What inspires you about your work?
The extraordinary stories that people bring to finding solutions, to issues they face in their own lives, the daily invisible struggles, the significant struggles that people go through, including my own struggles being born in Zimbabwe … and just knowing that people are deeply committed, taking action, they are finding solutions and they’re questioning the system. That inspires me.
What’s the best advice you’ve ever gotten?
The best advice that I’ve ever received is that in life we should strive to do what is right and not necessarily what is popular, that you need to be comfortable with your decision, and you need to be humble to know that you do not know everything but you always strive to do your best.
That advice has kept me going, to know that I have to be humble.
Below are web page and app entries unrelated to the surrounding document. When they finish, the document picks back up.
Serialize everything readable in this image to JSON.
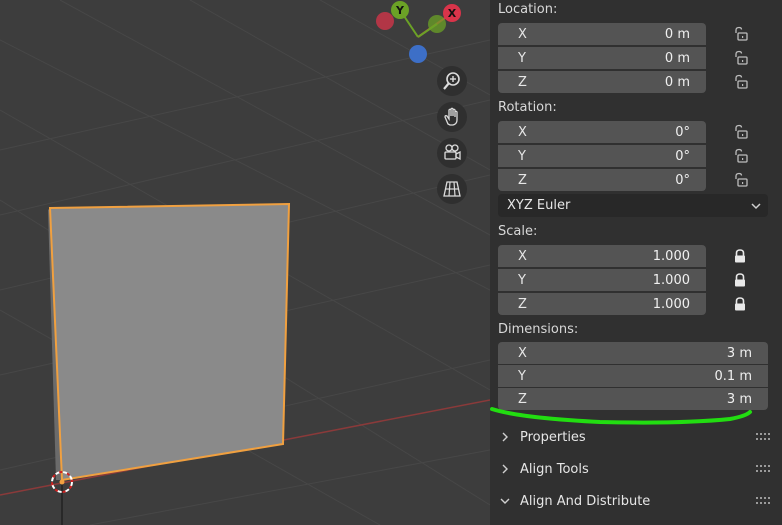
{
  "viewport": {
    "gizmo": {
      "y_label": "Y",
      "x_label": "X"
    }
  },
  "npanel": {
    "location": {
      "label": "Location:",
      "fields": [
        {
          "axis": "X",
          "value": "0 m"
        },
        {
          "axis": "Y",
          "value": "0 m"
        },
        {
          "axis": "Z",
          "value": "0 m"
        }
      ]
    },
    "rotation": {
      "label": "Rotation:",
      "fields": [
        {
          "axis": "X",
          "value": "0°"
        },
        {
          "axis": "Y",
          "value": "0°"
        },
        {
          "axis": "Z",
          "value": "0°"
        }
      ],
      "mode": "XYZ Euler"
    },
    "scale": {
      "label": "Scale:",
      "fields": [
        {
          "axis": "X",
          "value": "1.000"
        },
        {
          "axis": "Y",
          "value": "1.000"
        },
        {
          "axis": "Z",
          "value": "1.000"
        }
      ]
    },
    "dimensions": {
      "label": "Dimensions:",
      "fields": [
        {
          "axis": "X",
          "value": "3 m"
        },
        {
          "axis": "Y",
          "value": "0.1 m"
        },
        {
          "axis": "Z",
          "value": "3 m"
        }
      ]
    },
    "subpanels": [
      {
        "title": "Properties",
        "expanded": false
      },
      {
        "title": "Align Tools",
        "expanded": false
      },
      {
        "title": "Align And Distribute",
        "expanded": true
      }
    ]
  },
  "colors": {
    "selection_outline": "#f0a040",
    "annotation": "#22dd11",
    "gizmo_x": "#d9344a",
    "gizmo_y": "#6ba226",
    "gizmo_z": "#3d6fc7"
  }
}
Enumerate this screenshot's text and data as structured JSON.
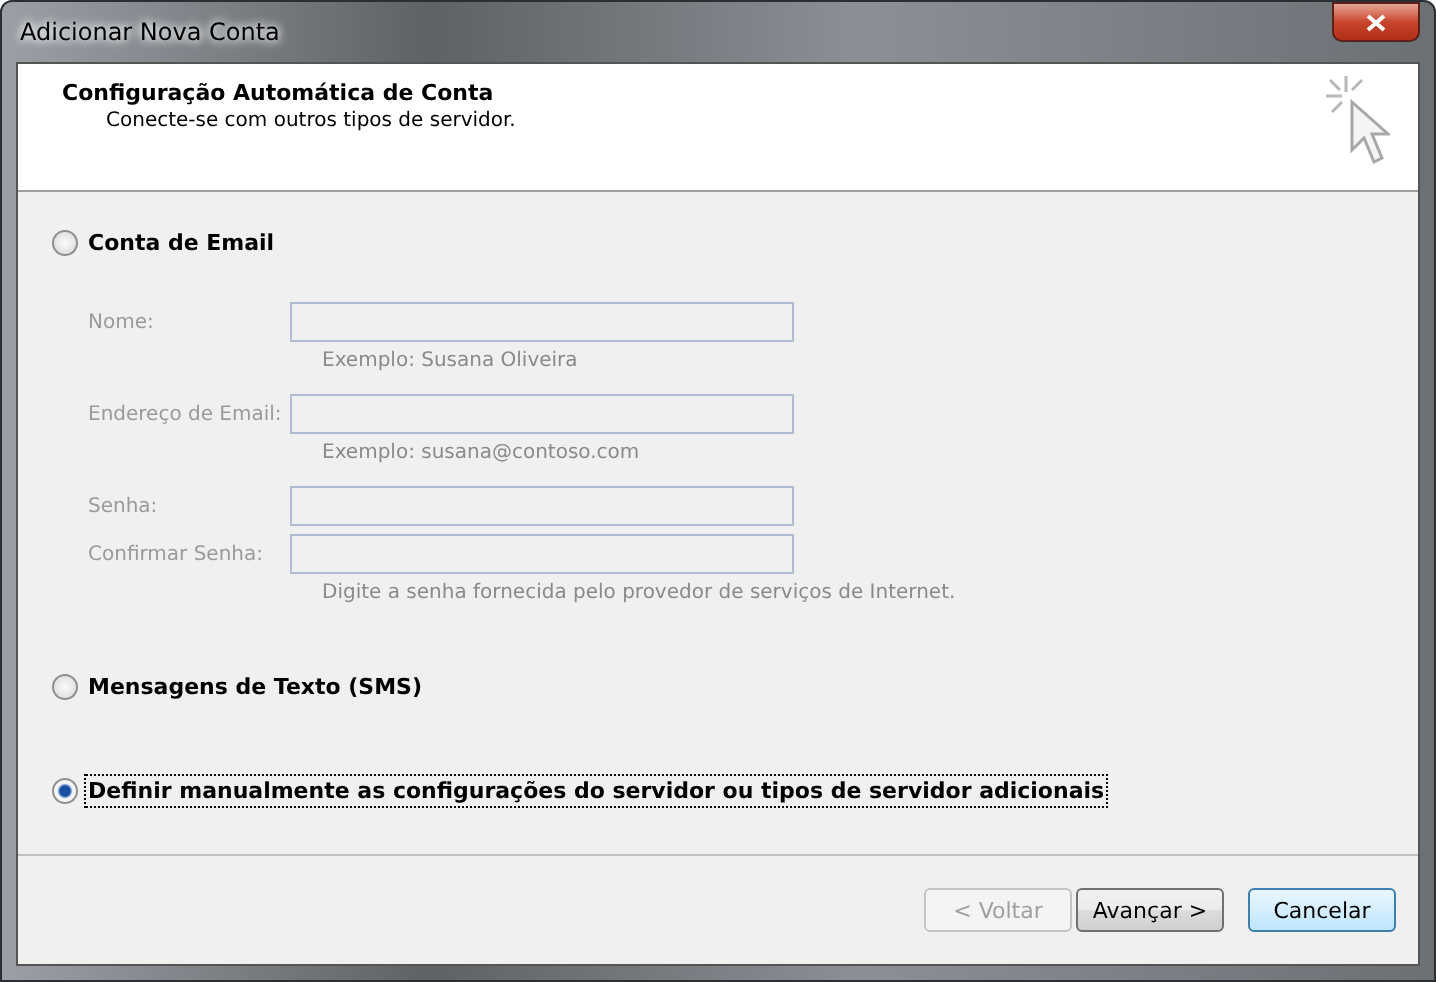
{
  "window": {
    "title": "Adicionar Nova Conta"
  },
  "header": {
    "title": "Configuração Automática de Conta",
    "subtitle": "Conecte-se com outros tipos de servidor."
  },
  "options": [
    {
      "label": "Conta de Email",
      "selected": false,
      "fields_disabled": true,
      "fields": [
        {
          "label": "Nome:",
          "hint": "Exemplo: Susana Oliveira"
        },
        {
          "label": "Endereço de Email:",
          "hint": "Exemplo: susana@contoso.com"
        },
        {
          "label": "Senha:"
        },
        {
          "label": "Confirmar Senha:",
          "hint": "Digite a senha fornecida pelo provedor de serviços de Internet."
        }
      ]
    },
    {
      "label": "Mensagens de Texto (SMS)",
      "selected": false
    },
    {
      "label": "Definir manualmente as configurações do servidor ou tipos de servidor adicionais",
      "selected": true
    }
  ],
  "buttons": [
    {
      "label": "< Voltar",
      "disabled": true,
      "default": false
    },
    {
      "label": "Avançar >",
      "disabled": false,
      "default": false
    },
    {
      "label": "Cancelar",
      "disabled": false,
      "default": true
    }
  ]
}
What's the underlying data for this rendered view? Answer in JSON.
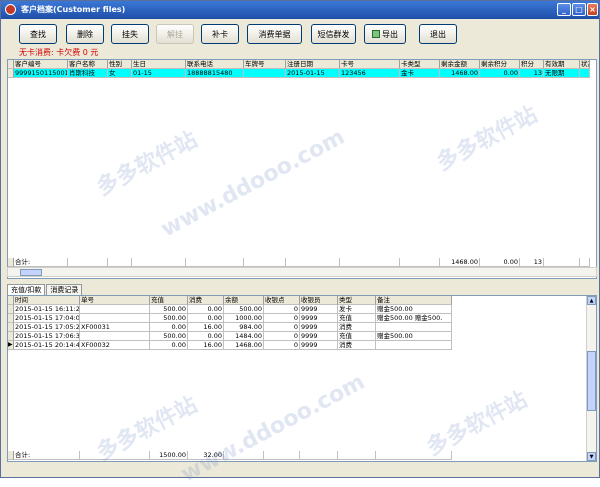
{
  "window": {
    "title": "客户档案(Customer files)"
  },
  "toolbar": [
    {
      "name": "search-button",
      "label": "查找",
      "disabled": false
    },
    {
      "name": "delete-button",
      "label": "删除",
      "disabled": false
    },
    {
      "name": "report-loss-button",
      "label": "挂失",
      "disabled": false
    },
    {
      "name": "unfreeze-button",
      "label": "解挂",
      "disabled": true
    },
    {
      "name": "reissue-card-button",
      "label": "补卡",
      "disabled": false
    },
    {
      "name": "consumption-list-button",
      "label": "消费单据",
      "disabled": false
    },
    {
      "name": "sms-group-button",
      "label": "短信群发",
      "disabled": false
    },
    {
      "name": "export-button",
      "label": "导出",
      "disabled": false,
      "icon": "excel-icon"
    },
    {
      "name": "exit-button",
      "label": "退出",
      "disabled": false
    }
  ],
  "status_text": "无卡消费: 卡欠费 0 元",
  "customer_grid": {
    "headers": [
      "客户编号",
      "客户名称",
      "性别",
      "生日",
      "联系电话",
      "车牌号",
      "注册日期",
      "卡号",
      "卡类型",
      "剩余金额",
      "剩余积分",
      "积分",
      "有效期",
      "状态"
    ],
    "rows": [
      [
        "9999150115001",
        "肖斯科技",
        "女",
        "01-15",
        "18888815480",
        "",
        "2015-01-15",
        "123456",
        "金卡",
        "1468.00",
        "0.00",
        "13",
        "无限期",
        ""
      ]
    ],
    "totals": {
      "label": "合计:",
      "balance": "1468.00",
      "points_balance": "0.00",
      "points": "13"
    }
  },
  "tabs": [
    "充值/扣款",
    "消费记录"
  ],
  "recharge_grid": {
    "headers": [
      "时间",
      "单号",
      "充值",
      "消费",
      "余额",
      "收银点",
      "收银员",
      "类型",
      "备注"
    ],
    "rows": [
      [
        "2015-01-15 16:11:25",
        "",
        "500.00",
        "0.00",
        "500.00",
        "0",
        "9999",
        "发卡",
        "赠金500.00"
      ],
      [
        "2015-01-15 17:04:07",
        "",
        "500.00",
        "0.00",
        "1000.00",
        "0",
        "9999",
        "充值",
        "赠金500.00 赠金500."
      ],
      [
        "2015-01-15 17:05:24",
        "XF00031",
        "0.00",
        "16.00",
        "984.00",
        "0",
        "9999",
        "消费",
        ""
      ],
      [
        "2015-01-15 17:06:31",
        "",
        "500.00",
        "0.00",
        "1484.00",
        "0",
        "9999",
        "充值",
        "赠金500.00"
      ],
      [
        "2015-01-15 20:14:48",
        "XF00032",
        "0.00",
        "16.00",
        "1468.00",
        "0",
        "9999",
        "消费",
        ""
      ]
    ],
    "totals": {
      "label": "合计:",
      "recharge": "1500.00",
      "consume": "32.00"
    }
  },
  "watermarks": [
    "多多软件站",
    "www.ddooo.com"
  ]
}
I have to have a team around me, a team that complements, a team that advises, and a team that supports, and in doing so, I need to be confident as a decision maker to make the right decision. At times it’s not a popular decision, but it’s the right decision.
If you were able to, what one thing would you change that would make the biggest difference for the lives of the people you are working with?
To work towards us having in this world people in positions of responsibility to be responsible, because we have enough policies to advance human rights, to advance women’s rights … but we have a deficit of accountable leadership.
If we were to talk to you again in 5 years’ time, what will be different?
In five years’ time I’ll be a little bit older (laughs), and I would be talking about how, in 2016, the ActionAid federation took a Board decision for our new strategy to re-position the issues of rights and redistribution and to do that with people’s movements in a way that shifts power to people and also in a way that demands accountability.
I would like in five years’ time to be able to talk about concrete examples of where that would’ve happened, whether it’s in… Sri Lanka, whether it’s in Guatemala or in Haiti, or it’s our work in Zambia or Ghana or it’s our work in Greece or in the UK or here in the US – and say, We were there in practical solidarity with peoples and with their movements and with their social effort to define what they want in their own lives and the kind of development they’re looking for, and that their lives are a little bit better even if all the issues are not fully resolved. They are part of the decision-making, there have been some shifts in social policies [and] in economic policies in ways that recognize and respect human rights and human well-being and in ways in which people can access a little bit of justice.
How would it look differently if power were to be shifted to the people?
I think first it’s language. We need to shift language around some of the basic nomenclature that is used ordinarily. Like, it’s [a] “hard-to-reach” community. The moment you say “hard-to-reach” you’re creating a barrier. “Oh, it’s very difficult for me to go to this village, and therefore maybe we should not work there. So it means we are limiting our own possibilities to engage. So we need to shift that language in a way that recognizes that it’s not easy but at the same time we have to access and work with these communities.
We need to shift the partnerships that we have so that we are supporting more the people’s groups … to be able to, with intentionality, choose whom we work with and how we work with them, in a way that we do not appropriate their voice but we create space and a platform for them to speak for themselves, so we are an enabler of their voice and not necessarily collecting their issues and speaking on their behalf.
It’s also important that we keep authenticity of how the narrative is articulated … What we would need is for that community to be able to say, We want to be involved in local government decisions to do with land rights, with farmers’ rights, so that we are able to address the issues around climate adaptation, so that we are able to support an articulation that is specific and that also enables to provide practical solution and to provide the necessarily policy solutions to sustain that discussion.
Follow Nyaradzayi on Twitter: @vanyaradzayi